[THE DATA]
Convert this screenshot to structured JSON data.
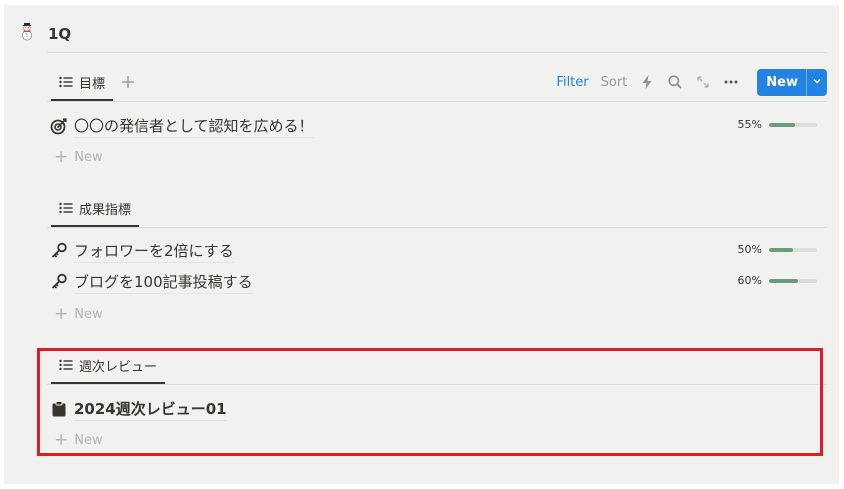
{
  "page": {
    "title": "1Q",
    "icon": "snowman-icon"
  },
  "toolbar": {
    "filter": "Filter",
    "sort": "Sort",
    "new_label": "New"
  },
  "sections": [
    {
      "tab_label": "目標",
      "items": [
        {
          "icon": "target-icon",
          "text": "〇〇の発信者として認知を広める！",
          "progress_text": "55%",
          "progress": 0.55
        }
      ],
      "new_label": "New"
    },
    {
      "tab_label": "成果指標",
      "items": [
        {
          "icon": "key-icon",
          "text": "フォロワーを2倍にする",
          "progress_text": "50%",
          "progress": 0.5
        },
        {
          "icon": "key-icon",
          "text": "ブログを100記事投稿する",
          "progress_text": "60%",
          "progress": 0.6
        }
      ],
      "new_label": "New"
    },
    {
      "tab_label": "週次レビュー",
      "items": [
        {
          "icon": "clipboard-icon",
          "text": "2024週次レビュー01"
        }
      ],
      "new_label": "New"
    }
  ],
  "colors": {
    "accent": "#2383e2",
    "progress": "#6c9b7d",
    "highlight": "#e01b24",
    "panel": "#f1f1ef"
  }
}
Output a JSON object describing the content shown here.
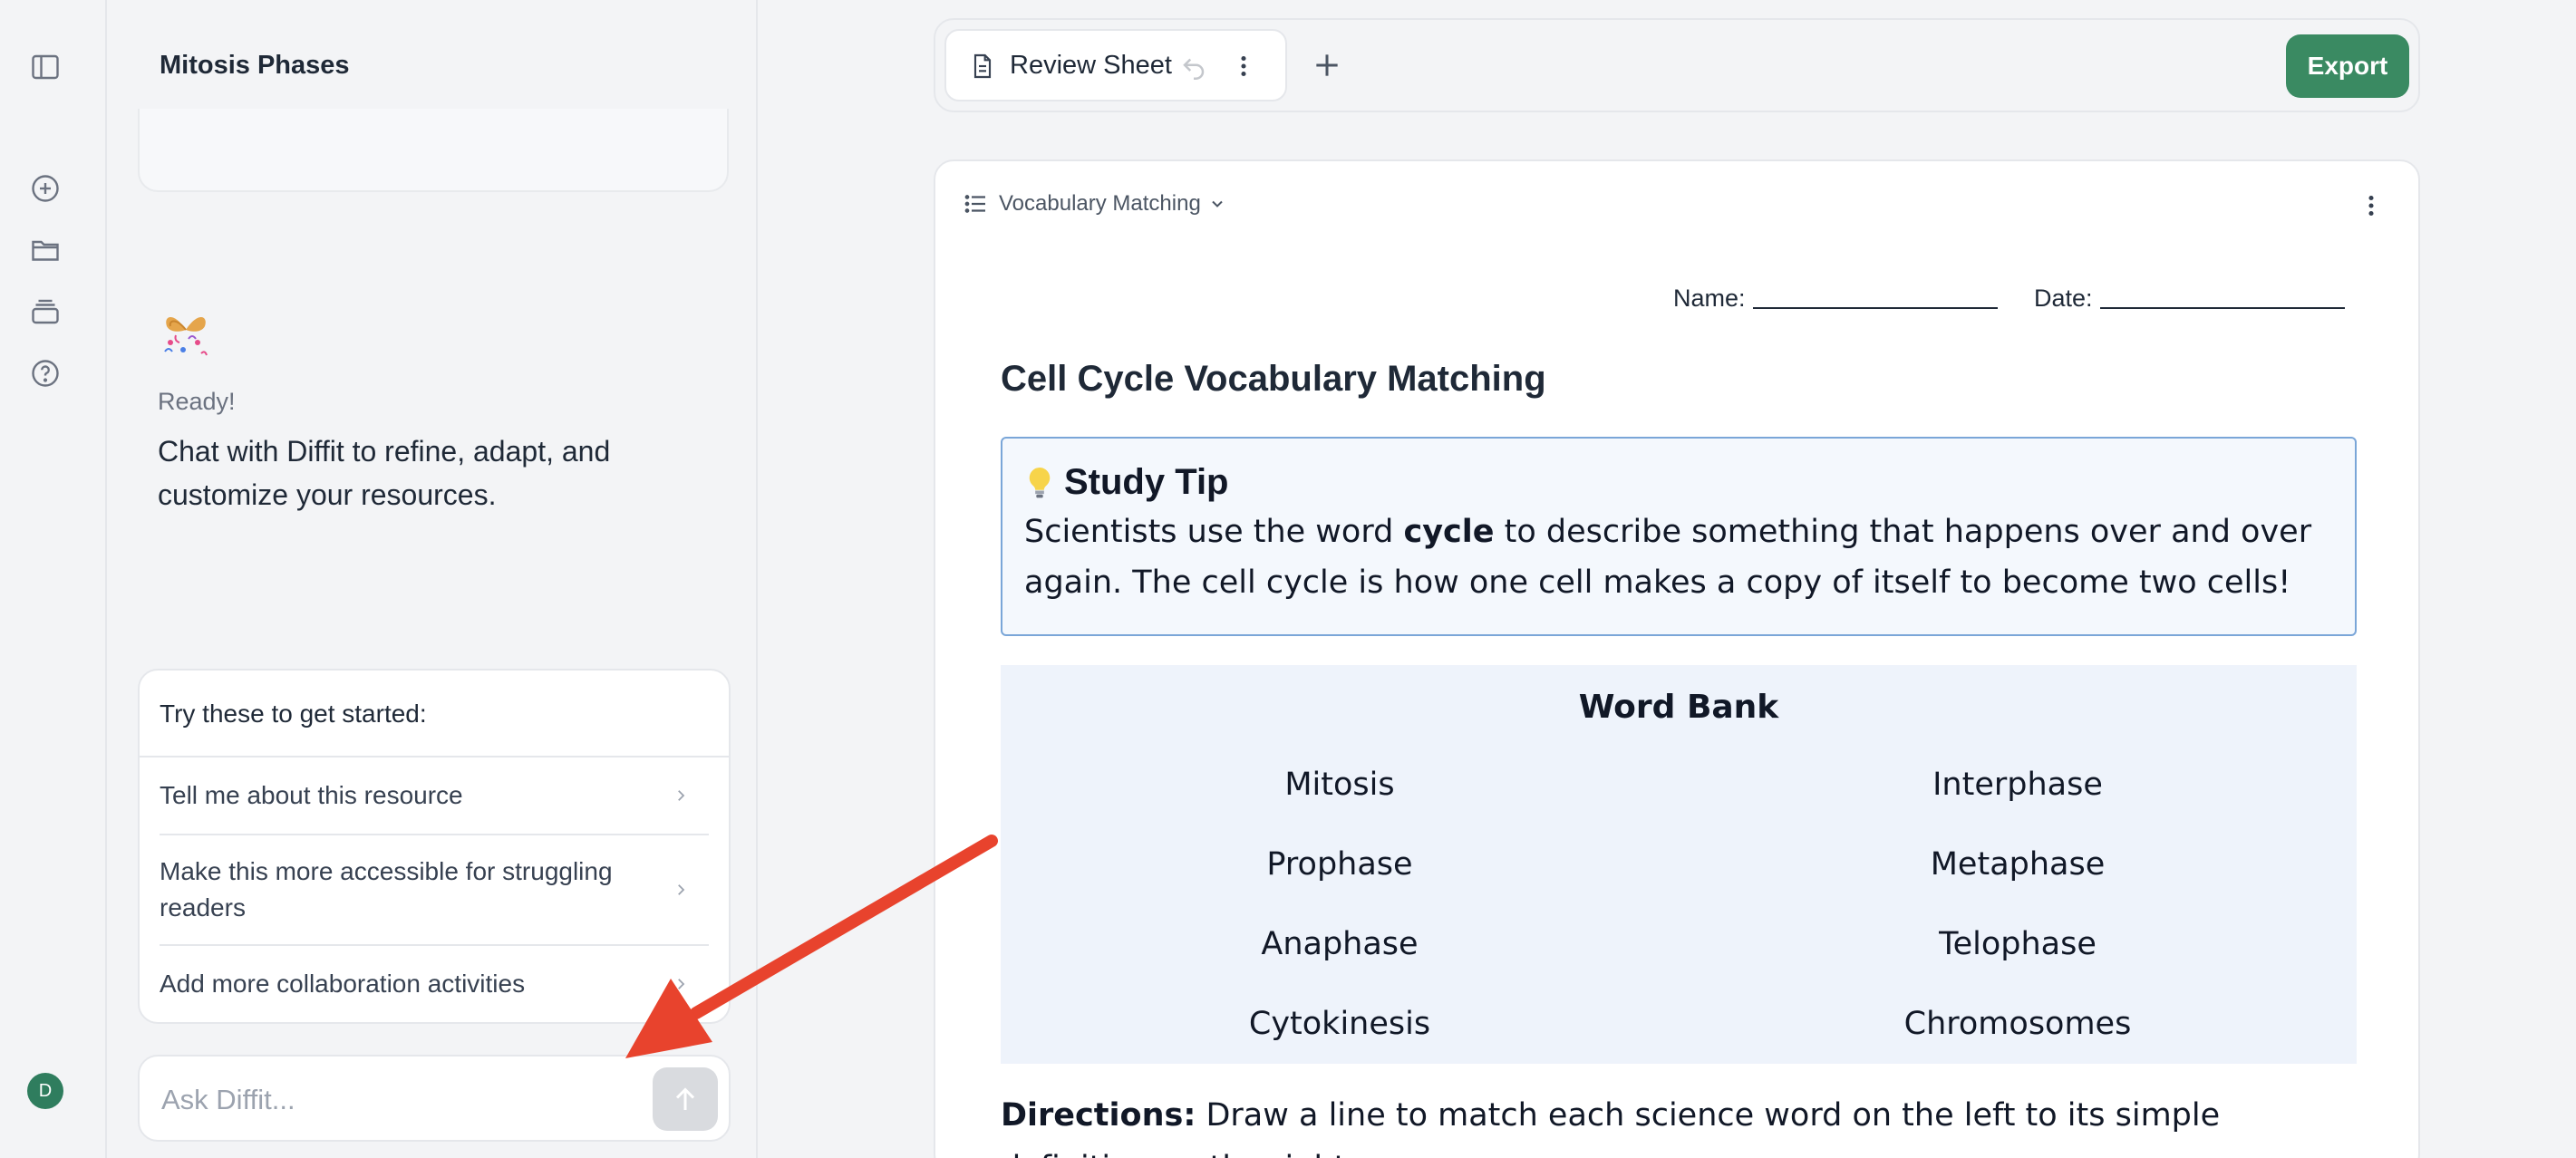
{
  "chat": {
    "title": "Mitosis Phases",
    "ready": "Ready!",
    "intro": "Chat with Diffit to refine, adapt, and customize your resources.",
    "suggestions_heading": "Try these to get started:",
    "suggestions": [
      "Tell me about this resource",
      "Make this more accessible for struggling readers",
      "Add more collaboration activities"
    ],
    "input_placeholder": "Ask Diffit..."
  },
  "user": {
    "avatar_initial": "D"
  },
  "rail_icons": [
    "sidebar-toggle-icon",
    "new-chat-icon",
    "folder-icon",
    "library-icon",
    "help-icon"
  ],
  "tabs": {
    "active_label": "Review Sheet",
    "export_label": "Export"
  },
  "doc": {
    "section_label": "Vocabulary Matching",
    "name_label": "Name:",
    "date_label": "Date:",
    "title": "Cell Cycle Vocabulary Matching",
    "tip_title": "Study Tip",
    "tip_before": "Scientists use the word ",
    "tip_bold": "cycle",
    "tip_after": " to describe something that happens over and over again. The cell cycle is how one cell makes a copy of itself to become two cells!",
    "word_bank_title": "Word Bank",
    "words": [
      "Mitosis",
      "Interphase",
      "Prophase",
      "Metaphase",
      "Anaphase",
      "Telophase",
      "Cytokinesis",
      "Chromosomes"
    ],
    "directions_label": "Directions:",
    "directions_text": " Draw a line to match each science word on the left to its simple definition on the right."
  },
  "colors": {
    "accent": "#3a8a62",
    "tip_border": "#7aa6d8",
    "word_bank_bg": "#eef3fb",
    "annotation_arrow": "#e8432d"
  }
}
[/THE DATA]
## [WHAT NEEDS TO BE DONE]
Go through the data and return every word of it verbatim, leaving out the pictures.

## [FINISHED TASK]
Convert this screenshot to structured JSON data.
{
  "page": {
    "title": "1Q",
    "icon": "snowman-icon"
  },
  "toolbar": {
    "filter": "Filter",
    "sort": "Sort",
    "new_label": "New"
  },
  "sections": [
    {
      "tab_label": "目標",
      "items": [
        {
          "icon": "target-icon",
          "text": "〇〇の発信者として認知を広める！",
          "progress_text": "55%",
          "progress": 0.55
        }
      ],
      "new_label": "New"
    },
    {
      "tab_label": "成果指標",
      "items": [
        {
          "icon": "key-icon",
          "text": "フォロワーを2倍にする",
          "progress_text": "50%",
          "progress": 0.5
        },
        {
          "icon": "key-icon",
          "text": "ブログを100記事投稿する",
          "progress_text": "60%",
          "progress": 0.6
        }
      ],
      "new_label": "New"
    },
    {
      "tab_label": "週次レビュー",
      "items": [
        {
          "icon": "clipboard-icon",
          "text": "2024週次レビュー01"
        }
      ],
      "new_label": "New"
    }
  ],
  "colors": {
    "accent": "#2383e2",
    "progress": "#6c9b7d",
    "highlight": "#e01b24",
    "panel": "#f1f1ef"
  }
}
Output a JSON object describing the content shown here.
{
  "chat": {
    "title": "Mitosis Phases",
    "ready": "Ready!",
    "intro": "Chat with Diffit to refine, adapt, and customize your resources.",
    "suggestions_heading": "Try these to get started:",
    "suggestions": [
      "Tell me about this resource",
      "Make this more accessible for struggling readers",
      "Add more collaboration activities"
    ],
    "input_placeholder": "Ask Diffit..."
  },
  "user": {
    "avatar_initial": "D"
  },
  "rail_icons": [
    "sidebar-toggle-icon",
    "new-chat-icon",
    "folder-icon",
    "library-icon",
    "help-icon"
  ],
  "tabs": {
    "active_label": "Review Sheet",
    "export_label": "Export"
  },
  "doc": {
    "section_label": "Vocabulary Matching",
    "name_label": "Name:",
    "date_label": "Date:",
    "title": "Cell Cycle Vocabulary Matching",
    "tip_title": "Study Tip",
    "tip_before": "Scientists use the word ",
    "tip_bold": "cycle",
    "tip_after": " to describe something that happens over and over again. The cell cycle is how one cell makes a copy of itself to become two cells!",
    "word_bank_title": "Word Bank",
    "words": [
      "Mitosis",
      "Interphase",
      "Prophase",
      "Metaphase",
      "Anaphase",
      "Telophase",
      "Cytokinesis",
      "Chromosomes"
    ],
    "directions_label": "Directions:",
    "directions_text": " Draw a line to match each science word on the left to its simple definition on the right."
  },
  "colors": {
    "accent": "#3a8a62",
    "tip_border": "#7aa6d8",
    "word_bank_bg": "#eef3fb",
    "annotation_arrow": "#e8432d"
  }
}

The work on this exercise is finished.